Excerpts from an interface dataset:
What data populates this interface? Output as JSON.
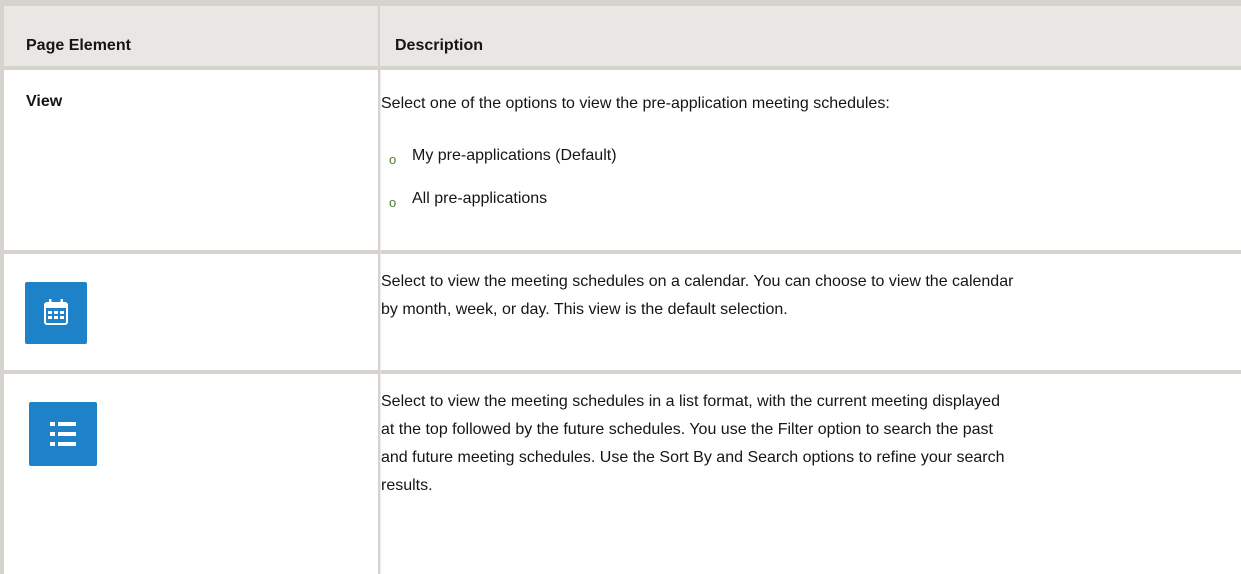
{
  "table": {
    "headers": {
      "element": "Page Element",
      "description": "Description"
    },
    "rows": [
      {
        "element": "View",
        "description": "Select one of the options to view the pre-application meeting schedules:",
        "options": [
          "My pre-applications (Default)",
          "All pre-applications"
        ]
      },
      {
        "icon": "calendar-icon",
        "description_line1": "Select to view the meeting schedules on a calendar. You can choose to view the calendar",
        "description_line2": "by month, week, or day. This view is the default selection."
      },
      {
        "icon": "list-icon",
        "description_line1": "Select to view the meeting schedules in a list format, with the current meeting displayed",
        "description_line2": "at the top followed by the future schedules. You use the Filter option to search the past",
        "description_line3": "and future meeting schedules. Use the Sort By and Search options to refine your search",
        "description_line4": "results."
      }
    ]
  },
  "colors": {
    "header_bg": "#e9e7e3",
    "border": "#d6d3ce",
    "icon_blue": "#1e82c8",
    "bullet": "#4a7c2e"
  }
}
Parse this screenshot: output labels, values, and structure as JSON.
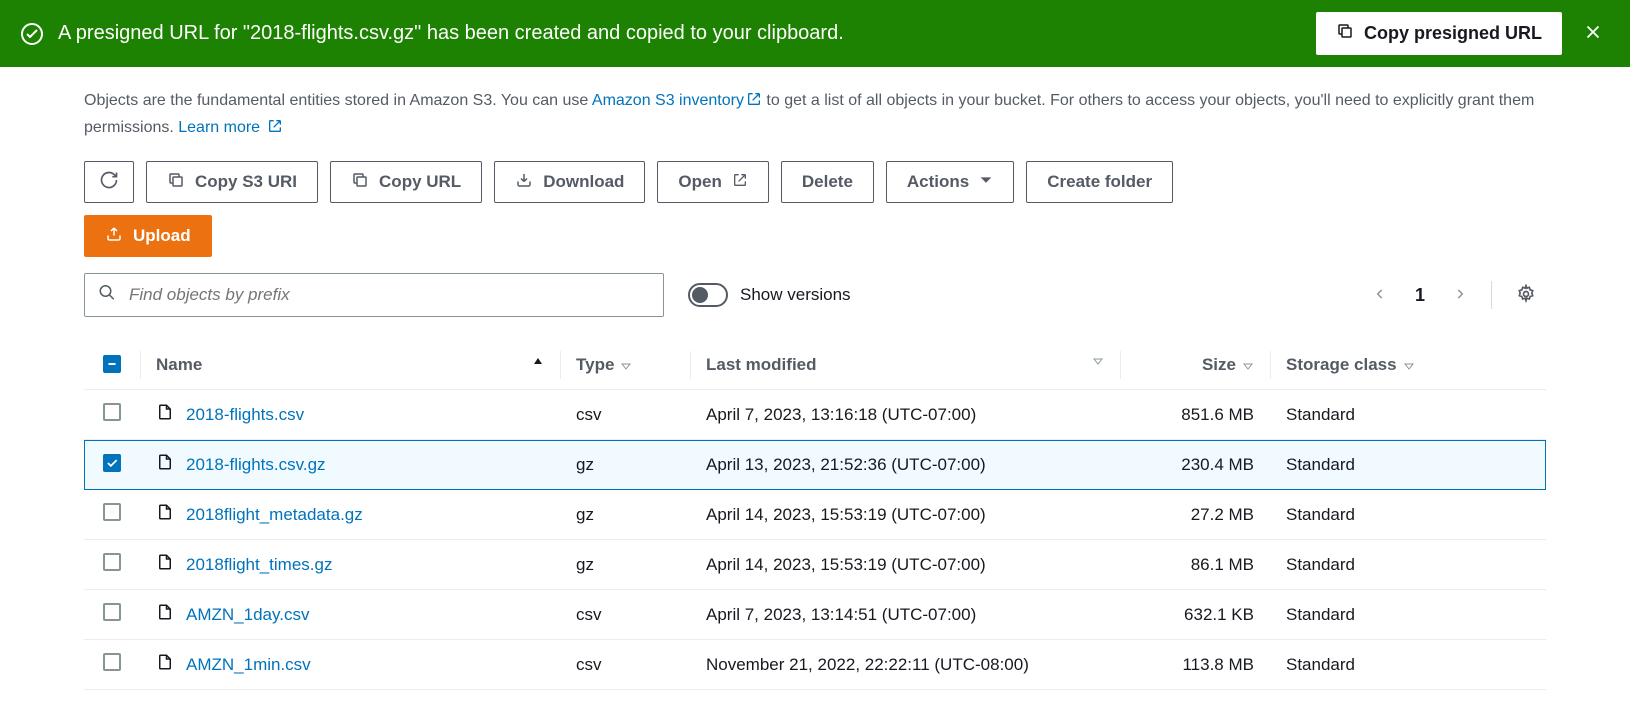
{
  "notification": {
    "message": "A presigned URL for \"2018-flights.csv.gz\" has been created and copied to your clipboard.",
    "copy_button": "Copy presigned URL"
  },
  "description": {
    "text1": "Objects are the fundamental entities stored in Amazon S3. You can use ",
    "link1": "Amazon S3 inventory",
    "text2": " to get a list of all objects in your bucket. For others to access your objects, you'll need to explicitly grant them permissions. ",
    "link2": "Learn more"
  },
  "toolbar": {
    "copy_s3_uri": "Copy S3 URI",
    "copy_url": "Copy URL",
    "download": "Download",
    "open": "Open",
    "delete": "Delete",
    "actions": "Actions",
    "create_folder": "Create folder",
    "upload": "Upload"
  },
  "filter": {
    "search_placeholder": "Find objects by prefix",
    "show_versions": "Show versions"
  },
  "pagination": {
    "page": "1"
  },
  "table": {
    "headers": {
      "name": "Name",
      "type": "Type",
      "last_modified": "Last modified",
      "size": "Size",
      "storage_class": "Storage class"
    },
    "rows": [
      {
        "selected": false,
        "name": "2018-flights.csv",
        "type": "csv",
        "modified": "April 7, 2023, 13:16:18 (UTC-07:00)",
        "size": "851.6 MB",
        "storage": "Standard"
      },
      {
        "selected": true,
        "name": "2018-flights.csv.gz",
        "type": "gz",
        "modified": "April 13, 2023, 21:52:36 (UTC-07:00)",
        "size": "230.4 MB",
        "storage": "Standard"
      },
      {
        "selected": false,
        "name": "2018flight_metadata.gz",
        "type": "gz",
        "modified": "April 14, 2023, 15:53:19 (UTC-07:00)",
        "size": "27.2 MB",
        "storage": "Standard"
      },
      {
        "selected": false,
        "name": "2018flight_times.gz",
        "type": "gz",
        "modified": "April 14, 2023, 15:53:19 (UTC-07:00)",
        "size": "86.1 MB",
        "storage": "Standard"
      },
      {
        "selected": false,
        "name": "AMZN_1day.csv",
        "type": "csv",
        "modified": "April 7, 2023, 13:14:51 (UTC-07:00)",
        "size": "632.1 KB",
        "storage": "Standard"
      },
      {
        "selected": false,
        "name": "AMZN_1min.csv",
        "type": "csv",
        "modified": "November 21, 2022, 22:22:11 (UTC-08:00)",
        "size": "113.8 MB",
        "storage": "Standard"
      }
    ]
  }
}
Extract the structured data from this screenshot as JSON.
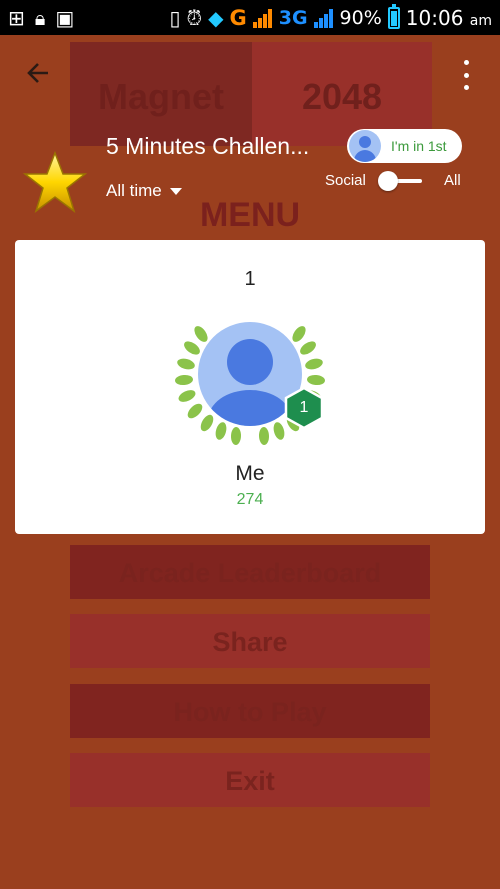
{
  "status_bar": {
    "battery_percent": "90%",
    "time": "10:06",
    "ampm": "am",
    "network_g": "G",
    "network_3g": "3G",
    "icons": [
      "plus-box-icon",
      "lock-icon",
      "image-icon",
      "vibrate-icon",
      "alarm-icon",
      "wifi-icon",
      "signal-icon",
      "battery-icon"
    ]
  },
  "background_game": {
    "tile_left": "Magnet",
    "tile_right": "2048",
    "menu_title": "MENU",
    "buttons": [
      "Arcade Leaderboard",
      "Share",
      "How to Play",
      "Exit"
    ]
  },
  "leaderboard": {
    "title": "5 Minutes Challen...",
    "time_filter": "All time",
    "rank_pill_text": "I'm in 1st",
    "toggle_left": "Social",
    "toggle_right": "All",
    "toggle_selected": "Social"
  },
  "entry": {
    "rank": "1",
    "name": "Me",
    "score": "274",
    "badge": "1"
  },
  "colors": {
    "background": "#9a3f1e",
    "card": "#ffffff",
    "score_green": "#4caf50",
    "badge_green": "#1e8e4e",
    "laurel_green": "#8bc34a",
    "avatar_blue": "#4a79e0",
    "avatar_bg": "#a4c2f4"
  }
}
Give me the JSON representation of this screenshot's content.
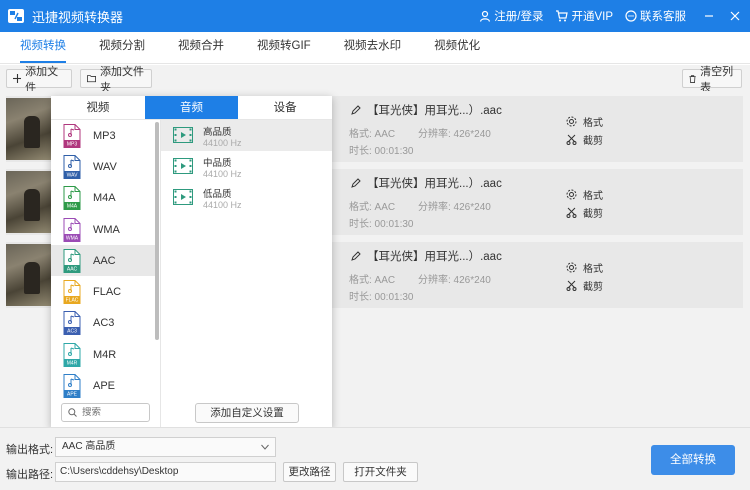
{
  "app": {
    "title": "迅捷视频转换器"
  },
  "titlebar": {
    "login": "注册/登录",
    "vip": "开通VIP",
    "support": "联系客服"
  },
  "tabs": [
    {
      "label": "视频转换",
      "active": true
    },
    {
      "label": "视频分割"
    },
    {
      "label": "视频合并"
    },
    {
      "label": "视频转GIF"
    },
    {
      "label": "视频去水印"
    },
    {
      "label": "视频优化"
    }
  ],
  "toolbar": {
    "add_file": "添加文件",
    "add_folder": "添加文件夹",
    "clear_list": "清空列表"
  },
  "files": [
    {
      "name": "【耳光侠】用耳光...）.aac",
      "format_label": "格式: AAC",
      "resolution_label": "分辨率: 426*240",
      "duration_label": "时长: 00:01:30",
      "format_action": "格式",
      "cut_action": "截剪"
    },
    {
      "name": "【耳光侠】用耳光...）.aac",
      "format_label": "格式: AAC",
      "resolution_label": "分辨率: 426*240",
      "duration_label": "时长: 00:01:30",
      "format_action": "格式",
      "cut_action": "截剪"
    },
    {
      "name": "【耳光侠】用耳光...）.aac",
      "format_label": "格式: AAC",
      "resolution_label": "分辨率: 426*240",
      "duration_label": "时长: 00:01:30",
      "format_action": "格式",
      "cut_action": "截剪"
    }
  ],
  "popup": {
    "tabs": [
      {
        "label": "视频"
      },
      {
        "label": "音频",
        "active": true
      },
      {
        "label": "设备"
      }
    ],
    "formats": [
      {
        "label": "MP3",
        "badge": "MP3",
        "color": "#b0377e"
      },
      {
        "label": "WAV",
        "badge": "WAV",
        "color": "#2f5fa8"
      },
      {
        "label": "M4A",
        "badge": "M4A",
        "color": "#2e9a48"
      },
      {
        "label": "WMA",
        "badge": "WMA",
        "color": "#9b4bb5"
      },
      {
        "label": "AAC",
        "badge": "AAC",
        "color": "#2e9a7e",
        "selected": true
      },
      {
        "label": "FLAC",
        "badge": "FLAC",
        "color": "#e8a820"
      },
      {
        "label": "AC3",
        "badge": "AC3",
        "color": "#3b5fb0"
      },
      {
        "label": "M4R",
        "badge": "M4R",
        "color": "#2fa8a8"
      },
      {
        "label": "APE",
        "badge": "APE",
        "color": "#2f7fc8"
      }
    ],
    "qualities": [
      {
        "name": "高品质",
        "hz": "44100 Hz",
        "selected": true
      },
      {
        "name": "中品质",
        "hz": "44100 Hz"
      },
      {
        "name": "低品质",
        "hz": "44100 Hz"
      }
    ],
    "search_placeholder": "搜索",
    "custom_button": "添加自定义设置"
  },
  "bottom": {
    "output_format_label": "输出格式:",
    "output_format_value": "AAC  高品质",
    "output_path_label": "输出路径:",
    "output_path_value": "C:\\Users\\cddehsy\\Desktop",
    "change_path": "更改路径",
    "open_folder": "打开文件夹",
    "convert_all": "全部转换"
  },
  "colors": {
    "accent": "#1e7fe6",
    "convert": "#3d8de8"
  }
}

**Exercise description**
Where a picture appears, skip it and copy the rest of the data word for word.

**Problem solution**
What data populates this interface? Output as JSON.
{
  "table": {
    "headers": {
      "element": "Page Element",
      "description": "Description"
    },
    "rows": [
      {
        "element": "View",
        "description": "Select one of the options to view the pre-application meeting schedules:",
        "options": [
          "My pre-applications (Default)",
          "All pre-applications"
        ]
      },
      {
        "icon": "calendar-icon",
        "description_line1": "Select to view the meeting schedules on a calendar. You can choose to view the calendar",
        "description_line2": "by month, week, or day. This view is the default selection."
      },
      {
        "icon": "list-icon",
        "description_line1": "Select to view the meeting schedules in a list format, with the current meeting displayed",
        "description_line2": "at the top followed by the future schedules. You use the Filter option to search the past",
        "description_line3": "and future meeting schedules. Use the Sort By and Search options to refine your search",
        "description_line4": "results."
      }
    ]
  },
  "colors": {
    "header_bg": "#e9e7e3",
    "border": "#d6d3ce",
    "icon_blue": "#1e82c8",
    "bullet": "#4a7c2e"
  }
}
Parse this screenshot: output labels, values, and structure as JSON.
{
  "notification": {
    "message": "A presigned URL for \"2018-flights.csv.gz\" has been created and copied to your clipboard.",
    "copy_button": "Copy presigned URL"
  },
  "description": {
    "text1": "Objects are the fundamental entities stored in Amazon S3. You can use ",
    "link1": "Amazon S3 inventory",
    "text2": " to get a list of all objects in your bucket. For others to access your objects, you'll need to explicitly grant them permissions. ",
    "link2": "Learn more"
  },
  "toolbar": {
    "copy_s3_uri": "Copy S3 URI",
    "copy_url": "Copy URL",
    "download": "Download",
    "open": "Open",
    "delete": "Delete",
    "actions": "Actions",
    "create_folder": "Create folder",
    "upload": "Upload"
  },
  "filter": {
    "search_placeholder": "Find objects by prefix",
    "show_versions": "Show versions"
  },
  "pagination": {
    "page": "1"
  },
  "table": {
    "headers": {
      "name": "Name",
      "type": "Type",
      "last_modified": "Last modified",
      "size": "Size",
      "storage_class": "Storage class"
    },
    "rows": [
      {
        "selected": false,
        "name": "2018-flights.csv",
        "type": "csv",
        "modified": "April 7, 2023, 13:16:18 (UTC-07:00)",
        "size": "851.6 MB",
        "storage": "Standard"
      },
      {
        "selected": true,
        "name": "2018-flights.csv.gz",
        "type": "gz",
        "modified": "April 13, 2023, 21:52:36 (UTC-07:00)",
        "size": "230.4 MB",
        "storage": "Standard"
      },
      {
        "selected": false,
        "name": "2018flight_metadata.gz",
        "type": "gz",
        "modified": "April 14, 2023, 15:53:19 (UTC-07:00)",
        "size": "27.2 MB",
        "storage": "Standard"
      },
      {
        "selected": false,
        "name": "2018flight_times.gz",
        "type": "gz",
        "modified": "April 14, 2023, 15:53:19 (UTC-07:00)",
        "size": "86.1 MB",
        "storage": "Standard"
      },
      {
        "selected": false,
        "name": "AMZN_1day.csv",
        "type": "csv",
        "modified": "April 7, 2023, 13:14:51 (UTC-07:00)",
        "size": "632.1 KB",
        "storage": "Standard"
      },
      {
        "selected": false,
        "name": "AMZN_1min.csv",
        "type": "csv",
        "modified": "November 21, 2022, 22:22:11 (UTC-08:00)",
        "size": "113.8 MB",
        "storage": "Standard"
      }
    ]
  }
}
Extract the structured data from this screenshot as JSON.
{
  "status_bar": {
    "battery_percent": "90%",
    "time": "10:06",
    "ampm": "am",
    "network_g": "G",
    "network_3g": "3G",
    "icons": [
      "plus-box-icon",
      "lock-icon",
      "image-icon",
      "vibrate-icon",
      "alarm-icon",
      "wifi-icon",
      "signal-icon",
      "battery-icon"
    ]
  },
  "background_game": {
    "tile_left": "Magnet",
    "tile_right": "2048",
    "menu_title": "MENU",
    "buttons": [
      "Arcade Leaderboard",
      "Share",
      "How to Play",
      "Exit"
    ]
  },
  "leaderboard": {
    "title": "5 Minutes Challen...",
    "time_filter": "All time",
    "rank_pill_text": "I'm in 1st",
    "toggle_left": "Social",
    "toggle_right": "All",
    "toggle_selected": "Social"
  },
  "entry": {
    "rank": "1",
    "name": "Me",
    "score": "274",
    "badge": "1"
  },
  "colors": {
    "background": "#9a3f1e",
    "card": "#ffffff",
    "score_green": "#4caf50",
    "badge_green": "#1e8e4e",
    "laurel_green": "#8bc34a",
    "avatar_blue": "#4a79e0",
    "avatar_bg": "#a4c2f4"
  }
}
Give me the JSON representation of this screenshot's content.
{
  "app": {
    "title": "迅捷视频转换器"
  },
  "titlebar": {
    "login": "注册/登录",
    "vip": "开通VIP",
    "support": "联系客服"
  },
  "tabs": [
    {
      "label": "视频转换",
      "active": true
    },
    {
      "label": "视频分割"
    },
    {
      "label": "视频合并"
    },
    {
      "label": "视频转GIF"
    },
    {
      "label": "视频去水印"
    },
    {
      "label": "视频优化"
    }
  ],
  "toolbar": {
    "add_file": "添加文件",
    "add_folder": "添加文件夹",
    "clear_list": "清空列表"
  },
  "files": [
    {
      "name": "【耳光侠】用耳光...）.aac",
      "format_label": "格式: AAC",
      "resolution_label": "分辨率: 426*240",
      "duration_label": "时长: 00:01:30",
      "format_action": "格式",
      "cut_action": "截剪"
    },
    {
      "name": "【耳光侠】用耳光...）.aac",
      "format_label": "格式: AAC",
      "resolution_label": "分辨率: 426*240",
      "duration_label": "时长: 00:01:30",
      "format_action": "格式",
      "cut_action": "截剪"
    },
    {
      "name": "【耳光侠】用耳光...）.aac",
      "format_label": "格式: AAC",
      "resolution_label": "分辨率: 426*240",
      "duration_label": "时长: 00:01:30",
      "format_action": "格式",
      "cut_action": "截剪"
    }
  ],
  "popup": {
    "tabs": [
      {
        "label": "视频"
      },
      {
        "label": "音频",
        "active": true
      },
      {
        "label": "设备"
      }
    ],
    "formats": [
      {
        "label": "MP3",
        "badge": "MP3",
        "color": "#b0377e"
      },
      {
        "label": "WAV",
        "badge": "WAV",
        "color": "#2f5fa8"
      },
      {
        "label": "M4A",
        "badge": "M4A",
        "color": "#2e9a48"
      },
      {
        "label": "WMA",
        "badge": "WMA",
        "color": "#9b4bb5"
      },
      {
        "label": "AAC",
        "badge": "AAC",
        "color": "#2e9a7e",
        "selected": true
      },
      {
        "label": "FLAC",
        "badge": "FLAC",
        "color": "#e8a820"
      },
      {
        "label": "AC3",
        "badge": "AC3",
        "color": "#3b5fb0"
      },
      {
        "label": "M4R",
        "badge": "M4R",
        "color": "#2fa8a8"
      },
      {
        "label": "APE",
        "badge": "APE",
        "color": "#2f7fc8"
      }
    ],
    "qualities": [
      {
        "name": "高品质",
        "hz": "44100 Hz",
        "selected": true
      },
      {
        "name": "中品质",
        "hz": "44100 Hz"
      },
      {
        "name": "低品质",
        "hz": "44100 Hz"
      }
    ],
    "search_placeholder": "搜索",
    "custom_button": "添加自定义设置"
  },
  "bottom": {
    "output_format_label": "输出格式:",
    "output_format_value": "AAC  高品质",
    "output_path_label": "输出路径:",
    "output_path_value": "C:\\Users\\cddehsy\\Desktop",
    "change_path": "更改路径",
    "open_folder": "打开文件夹",
    "convert_all": "全部转换"
  },
  "colors": {
    "accent": "#1e7fe6",
    "convert": "#3d8de8"
  }
}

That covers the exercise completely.